### Dataset entries
Start of Block

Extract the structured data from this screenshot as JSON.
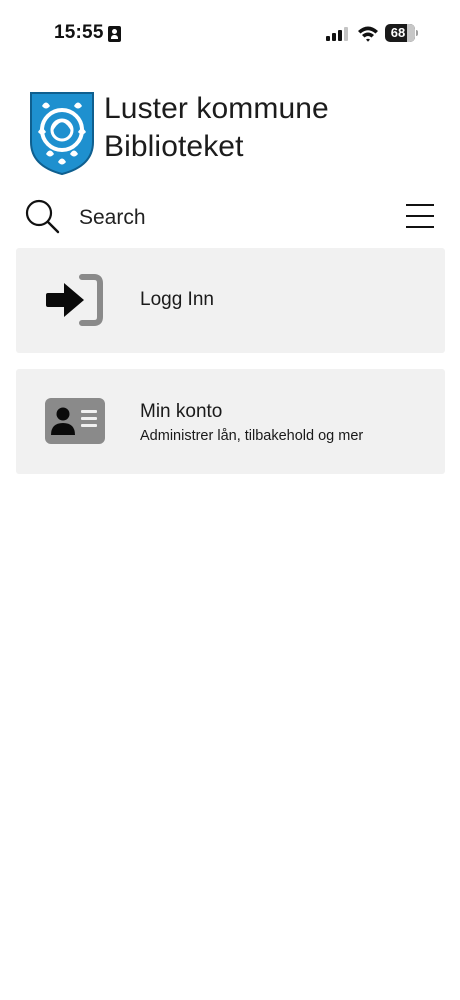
{
  "status_bar": {
    "time": "15:55",
    "battery": "68"
  },
  "brand": {
    "line1": "Luster kommune",
    "line2": "Biblioteket",
    "crest_color": "#1e90cf"
  },
  "search": {
    "label": "Search",
    "icon": "search-icon"
  },
  "menu": {
    "icon": "hamburger-menu-icon"
  },
  "cards": [
    {
      "title": "Logg Inn",
      "icon": "login-arrow-icon"
    },
    {
      "title": "Min konto",
      "subtitle": "Administrer lån, tilbakehold og mer",
      "icon": "id-card-icon"
    }
  ]
}
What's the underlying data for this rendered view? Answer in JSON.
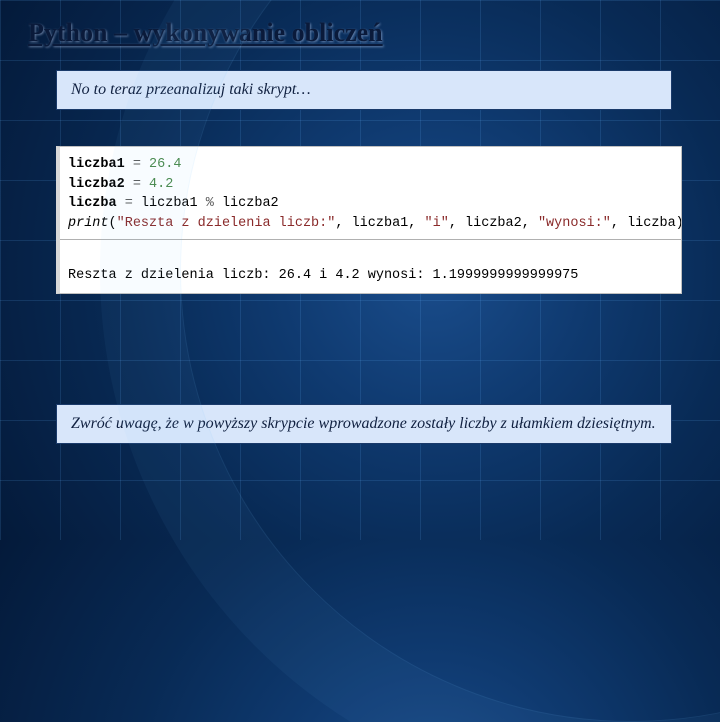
{
  "title": "Python – wykonywanie obliczeń",
  "note_top": "No to teraz przeanalizuj taki skrypt…",
  "code": {
    "l1_var": "liczba1",
    "l1_eq": " = ",
    "l1_val": "26.4",
    "l2_var": "liczba2",
    "l2_eq": " = ",
    "l2_val": "4.2",
    "l3_var": "liczba",
    "l3_eq": " = ",
    "l3_a": "liczba1",
    "l3_op": " % ",
    "l3_b": "liczba2",
    "l4_fn": "print",
    "l4_p1": "(",
    "l4_s1": "\"Reszta z dzielenia liczb:\"",
    "l4_c1": ", ",
    "l4_v1": "liczba1",
    "l4_c2": ", ",
    "l4_s2": "\"i\"",
    "l4_c3": ", ",
    "l4_v2": "liczba2",
    "l4_c4": ", ",
    "l4_s3": "\"wynosi:\"",
    "l4_c5": ", ",
    "l4_v3": "liczba",
    "l4_p2": ")",
    "output": "Reszta z dzielenia liczb: 26.4 i 4.2 wynosi: 1.1999999999999975"
  },
  "note_bottom": "Zwróć uwagę, że w powyższy skrypcie wprowadzone zostały liczby z ułamkiem dziesiętnym."
}
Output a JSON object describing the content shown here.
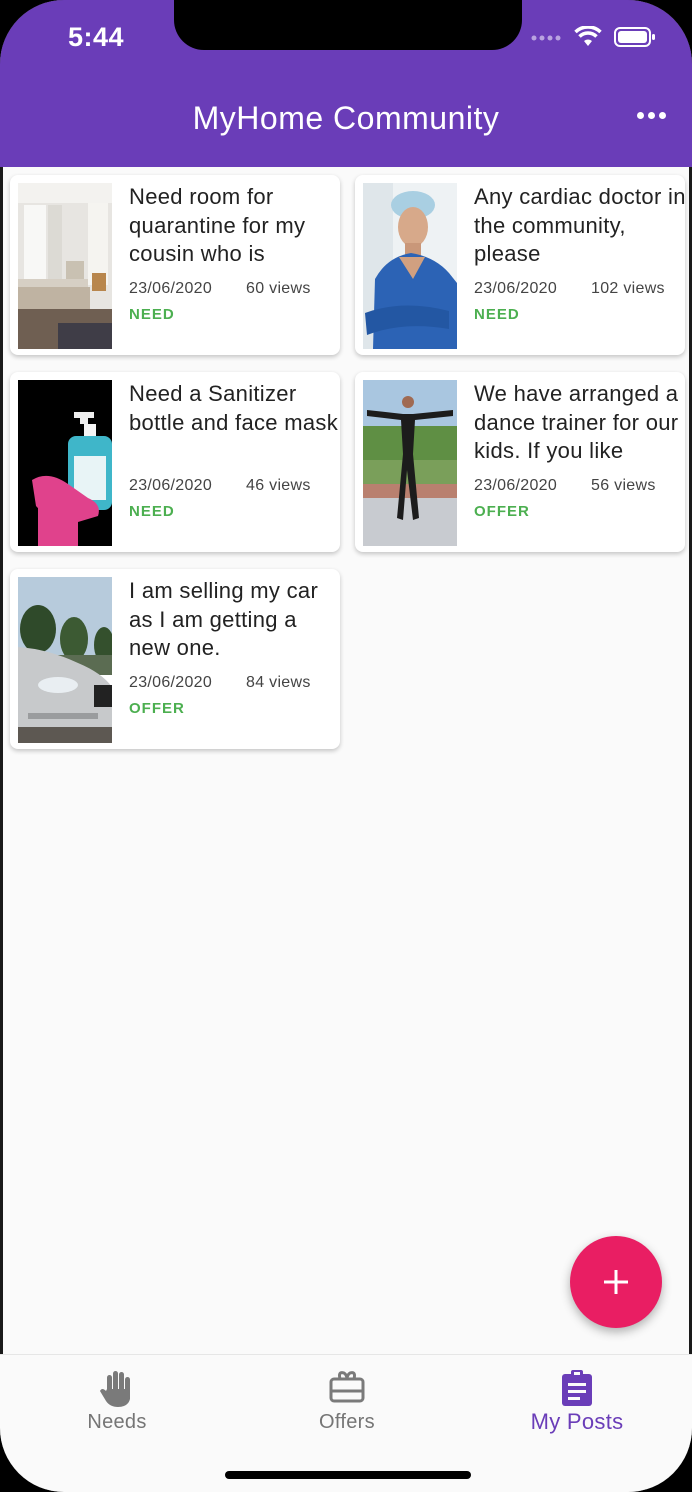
{
  "status_bar": {
    "time": "5:44"
  },
  "app_bar": {
    "title": "MyHome Community",
    "more_icon": "more-horiz-icon"
  },
  "posts": [
    {
      "title": "Need room for quarantine for my cousin who is",
      "date": "23/06/2020",
      "views": "60 views",
      "type": "NEED",
      "image": "bedroom-photo"
    },
    {
      "title": "Any cardiac doctor in the community, please",
      "date": "23/06/2020",
      "views": "102 views",
      "type": "NEED",
      "image": "doctor-photo"
    },
    {
      "title": "Need a Sanitizer bottle and face mask",
      "date": "23/06/2020",
      "views": "46 views",
      "type": "NEED",
      "image": "sanitizer-photo"
    },
    {
      "title": "We have arranged a dance trainer for our kids. If you like",
      "date": "23/06/2020",
      "views": "56 views",
      "type": "OFFER",
      "image": "dance-trainer-photo"
    },
    {
      "title": "I am selling my car as I am getting a new one.",
      "date": "23/06/2020",
      "views": "84 views",
      "type": "OFFER",
      "image": "car-photo"
    }
  ],
  "fab": {
    "icon": "add-icon"
  },
  "bottom_nav": [
    {
      "label": "Needs",
      "icon": "hand-icon",
      "active": false
    },
    {
      "label": "Offers",
      "icon": "gift-card-icon",
      "active": false
    },
    {
      "label": "My Posts",
      "icon": "clipboard-icon",
      "active": true
    }
  ],
  "colors": {
    "primary": "#6a3db8",
    "accent": "#e91e63",
    "tag_green": "#4caf50"
  }
}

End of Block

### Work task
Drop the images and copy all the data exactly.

### Answer to this problem
Extract the structured data from this screenshot as JSON.
{
  "status_bar": {
    "time": "15:55",
    "battery": "68"
  },
  "brand": {
    "line1": "Luster kommune",
    "line2": "Biblioteket",
    "crest_color": "#1e90cf"
  },
  "search": {
    "label": "Search",
    "icon": "search-icon"
  },
  "menu": {
    "icon": "hamburger-menu-icon"
  },
  "cards": [
    {
      "title": "Logg Inn",
      "icon": "login-arrow-icon"
    },
    {
      "title": "Min konto",
      "subtitle": "Administrer lån, tilbakehold og mer",
      "icon": "id-card-icon"
    }
  ]
}
What's the underlying data for this rendered view? Answer in JSON.
{
  "title": "Python – wykonywanie obliczeń",
  "note_top": "No to teraz przeanalizuj taki skrypt…",
  "code": {
    "l1_var": "liczba1",
    "l1_eq": " = ",
    "l1_val": "26.4",
    "l2_var": "liczba2",
    "l2_eq": " = ",
    "l2_val": "4.2",
    "l3_var": "liczba",
    "l3_eq": " = ",
    "l3_a": "liczba1",
    "l3_op": " % ",
    "l3_b": "liczba2",
    "l4_fn": "print",
    "l4_p1": "(",
    "l4_s1": "\"Reszta z dzielenia liczb:\"",
    "l4_c1": ", ",
    "l4_v1": "liczba1",
    "l4_c2": ", ",
    "l4_s2": "\"i\"",
    "l4_c3": ", ",
    "l4_v2": "liczba2",
    "l4_c4": ", ",
    "l4_s3": "\"wynosi:\"",
    "l4_c5": ", ",
    "l4_v3": "liczba",
    "l4_p2": ")",
    "output": "Reszta z dzielenia liczb: 26.4 i 4.2 wynosi: 1.1999999999999975"
  },
  "note_bottom": "Zwróć uwagę, że w powyższy skrypcie wprowadzone zostały liczby z ułamkiem dziesiętnym."
}
Output a JSON object describing the content shown here.
{
  "status_bar": {
    "time": "5:44"
  },
  "app_bar": {
    "title": "MyHome Community",
    "more_icon": "more-horiz-icon"
  },
  "posts": [
    {
      "title": "Need room for quarantine for my cousin who is",
      "date": "23/06/2020",
      "views": "60 views",
      "type": "NEED",
      "image": "bedroom-photo"
    },
    {
      "title": "Any cardiac doctor in the community, please",
      "date": "23/06/2020",
      "views": "102 views",
      "type": "NEED",
      "image": "doctor-photo"
    },
    {
      "title": "Need a Sanitizer bottle and face mask",
      "date": "23/06/2020",
      "views": "46 views",
      "type": "NEED",
      "image": "sanitizer-photo"
    },
    {
      "title": "We have arranged a dance trainer for our kids. If you like",
      "date": "23/06/2020",
      "views": "56 views",
      "type": "OFFER",
      "image": "dance-trainer-photo"
    },
    {
      "title": "I am selling my car as I am getting a new one.",
      "date": "23/06/2020",
      "views": "84 views",
      "type": "OFFER",
      "image": "car-photo"
    }
  ],
  "fab": {
    "icon": "add-icon"
  },
  "bottom_nav": [
    {
      "label": "Needs",
      "icon": "hand-icon",
      "active": false
    },
    {
      "label": "Offers",
      "icon": "gift-card-icon",
      "active": false
    },
    {
      "label": "My Posts",
      "icon": "clipboard-icon",
      "active": true
    }
  ],
  "colors": {
    "primary": "#6a3db8",
    "accent": "#e91e63",
    "tag_green": "#4caf50"
  }
}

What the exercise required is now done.